_ASSIGNMENT_
Filter the records below and copy every line containing the word "نمایید".

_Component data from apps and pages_
════════
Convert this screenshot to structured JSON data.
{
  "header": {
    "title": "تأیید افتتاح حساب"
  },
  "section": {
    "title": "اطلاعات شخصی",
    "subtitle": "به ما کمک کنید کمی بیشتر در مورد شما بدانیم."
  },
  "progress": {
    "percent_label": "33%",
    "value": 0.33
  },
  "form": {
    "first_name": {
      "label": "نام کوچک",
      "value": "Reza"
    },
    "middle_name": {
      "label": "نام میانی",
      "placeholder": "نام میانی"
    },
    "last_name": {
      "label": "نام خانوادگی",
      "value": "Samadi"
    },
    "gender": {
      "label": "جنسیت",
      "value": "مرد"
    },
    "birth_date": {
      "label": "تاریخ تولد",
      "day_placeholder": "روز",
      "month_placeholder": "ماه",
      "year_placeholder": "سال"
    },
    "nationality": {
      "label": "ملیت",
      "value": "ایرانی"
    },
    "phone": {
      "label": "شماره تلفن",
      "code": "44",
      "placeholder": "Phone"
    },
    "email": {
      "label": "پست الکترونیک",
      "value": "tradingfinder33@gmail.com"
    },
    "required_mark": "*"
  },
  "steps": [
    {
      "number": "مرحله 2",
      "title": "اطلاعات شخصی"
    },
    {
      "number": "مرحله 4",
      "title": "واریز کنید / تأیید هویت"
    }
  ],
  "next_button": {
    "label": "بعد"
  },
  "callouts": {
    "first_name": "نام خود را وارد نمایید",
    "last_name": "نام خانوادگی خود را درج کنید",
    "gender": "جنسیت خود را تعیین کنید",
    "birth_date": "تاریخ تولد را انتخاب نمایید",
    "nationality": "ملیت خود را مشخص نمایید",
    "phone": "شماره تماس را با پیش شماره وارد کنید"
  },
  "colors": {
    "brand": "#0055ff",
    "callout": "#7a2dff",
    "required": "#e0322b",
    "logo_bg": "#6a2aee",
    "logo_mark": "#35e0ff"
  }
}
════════
_ANSWER TO THE PROBLEM_
    "first_name": "نام خود را وارد نمایید",
    "birth_date": "تاریخ تولد را انتخاب نمایید",
    "nationality": "ملیت خود را مشخص نمایید",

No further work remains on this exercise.